Obama calls trusted fixer to help health site
By DARLENE SUPERVILLE
By DARLENE SUPERVILLE
WASHINGTON -- When a federal program that promised cash rebates to people who traded in their clunkers for more fuel-efficient vehicles was overrun by demand, President Barack Obama assigned Jeffrey Zients, his deputy budget director, to help eliminate the backlog.
When the same thing happened with sign-ups for an updated version of the GI Bill, one designed to help the 9/11 generation of veterans get a college education, Obama again turned to Zients for help.
Now, as Obama's health care website continues to be plagued by a rash of technical problems that have turned it into an administration embarrassment and a source of frustration for uninsured people trying to sign up for coverage that the law now requires many of them to have, who has Obama called for help? Zients, his Mr. Fix-it.
Faced with mounting questions about the website, the Obama administration announced Tuesday the longtime management consultant will help fix the problems and turn the site into the breezy, one-stop shopping portal Obama promised it would be.
Zients came out of a temporary retirement from the federal government and quietly dived into his new assignment Monday. He left the administration earlier this year after the budget director's job went to someone else. Last month, Obama announced Zients would take over next year as director of the National Economic Council, becoming the president's chief economic adviser.
Zients will provide short-term advice, assessments and recommendations to a Department of Health and Human Services team officials said has been working around the clock to fix www.healthcare.gov since it went live Oct. 1.
Administration officials, from Obama down, had promoted the federal website as the first stop for uninsured people in 36 states who want to figure out what coverage they can afford. They now are urging people to also try signing up by telephone, mail or in person.
Zients has led some of the country's top management firms, advising companies worldwide.

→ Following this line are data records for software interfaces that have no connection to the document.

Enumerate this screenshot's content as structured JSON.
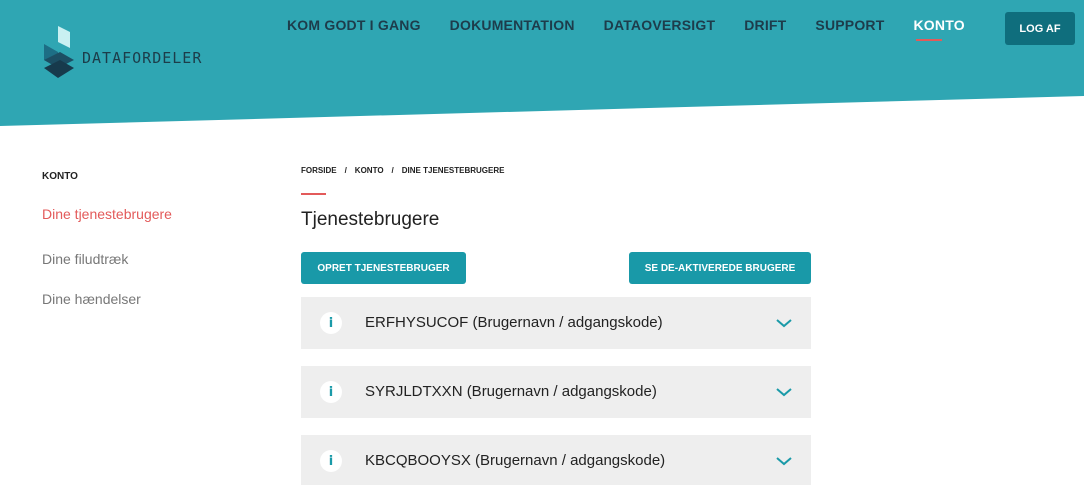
{
  "brand": {
    "name": "DATAFORDELER"
  },
  "colors": {
    "header": "#2fa6b3",
    "accent": "#e35a5a",
    "button": "#1999a8",
    "logout": "#0f6e7d"
  },
  "nav": {
    "items": [
      {
        "label": "KOM GODT I GANG",
        "active": false
      },
      {
        "label": "DOKUMENTATION",
        "active": false
      },
      {
        "label": "DATAOVERSIGT",
        "active": false
      },
      {
        "label": "DRIFT",
        "active": false
      },
      {
        "label": "SUPPORT",
        "active": false
      },
      {
        "label": "KONTO",
        "active": true
      }
    ],
    "logout_label": "LOG AF"
  },
  "sidebar": {
    "title": "KONTO",
    "items": [
      {
        "label": "Dine tjenestebrugere",
        "active": true
      },
      {
        "label": "Dine filudtræk",
        "active": false
      },
      {
        "label": "Dine hændelser",
        "active": false
      }
    ]
  },
  "breadcrumb": {
    "items": [
      "FORSIDE",
      "KONTO",
      "DINE TJENESTEBRUGERE"
    ],
    "separator": "/"
  },
  "main": {
    "title": "Tjenestebrugere",
    "create_button": "OPRET TJENESTEBRUGER",
    "deactivated_button": "SE DE-AKTIVEREDE BRUGERE",
    "users": [
      {
        "label": "ERFHYSUCOF (Brugernavn / adgangskode)",
        "info_icon": "i"
      },
      {
        "label": "SYRJLDTXXN (Brugernavn / adgangskode)",
        "info_icon": "i"
      },
      {
        "label": "KBCQBOOYSX (Brugernavn / adgangskode)",
        "info_icon": "i"
      }
    ]
  }
}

He joined the administration in 2009 as deputy director of the Office of Management and Budget and the nation's first chief performance officer. He also served two stints as OMB's acting director, and led an effort to streamline government and save money by selling off unused or underused real estate. The effort stalled in Congress.

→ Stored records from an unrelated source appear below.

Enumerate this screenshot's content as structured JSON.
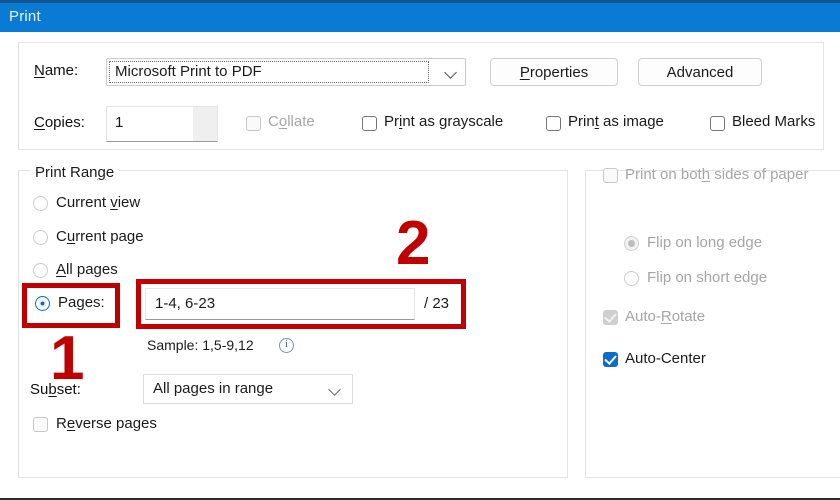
{
  "window": {
    "title": "Print"
  },
  "printer": {
    "name_label": "Name:",
    "name_label_mnemonic": "N",
    "name_value": "Microsoft Print to PDF",
    "properties_label": "Properties",
    "advanced_label": "Advanced",
    "copies_label": "Copies:",
    "copies_value": "1",
    "options": [
      {
        "label": "Collate",
        "checked": false,
        "enabled": false
      },
      {
        "label": "Print as grayscale",
        "checked": false,
        "enabled": true
      },
      {
        "label": "Print as image",
        "checked": false,
        "enabled": true
      },
      {
        "label": "Bleed Marks",
        "checked": false,
        "enabled": true
      }
    ]
  },
  "print_range": {
    "legend": "Print Range",
    "radios": [
      {
        "label": "Current view",
        "selected": false
      },
      {
        "label": "Current page",
        "selected": false
      },
      {
        "label": "All pages",
        "selected": false
      },
      {
        "label": "Pages:",
        "selected": true
      }
    ],
    "pages_value": "1-4, 6-23",
    "pages_total": "/ 23",
    "sample_text": "Sample: 1,5-9,12",
    "info_icon_glyph": "i",
    "subset_label": "Subset:",
    "subset_value": "All pages in range",
    "reverse_label": "Reverse pages",
    "reverse_checked": false
  },
  "page_handling": {
    "both_sides_label": "Print on both sides of paper",
    "both_sides_checked": false,
    "flip_long_label": "Flip on long edge",
    "flip_long_selected": true,
    "flip_short_label": "Flip on short edge",
    "flip_short_selected": false,
    "auto_rotate_label": "Auto-Rotate",
    "auto_rotate_checked": true,
    "auto_center_label": "Auto-Center",
    "auto_center_checked": true
  },
  "annotations": {
    "marker_1": "1",
    "marker_2": "2",
    "color": "#c00000"
  },
  "colors": {
    "titlebar": "#0a7bd4",
    "accent": "#0a6ccd",
    "annotation_red": "#c00000"
  }
}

Zients was acting OMB director from January 2012 through April 2013, when the Senate confirmed Sylvia Mathews Burwell for the director's post.
By many accounts, the 46-year-old Zients, who lives in Washington with his wife and four children, is well-respected and liked inside the White House.
"I think that's why he's continually being handed tough jobs," said Kenneth Baer, who was a senior adviser to Zients at the budget office.
Zients grew up in the Washington area and spent his career in business before agreeing to work for Obama. That two decades of experience allowed him to bring a different perspective to government and how it should be run, Baer said.
"He's not going to be looking under the hood and tell you, 'I can fix the coding, I can fix it,'" Baer said.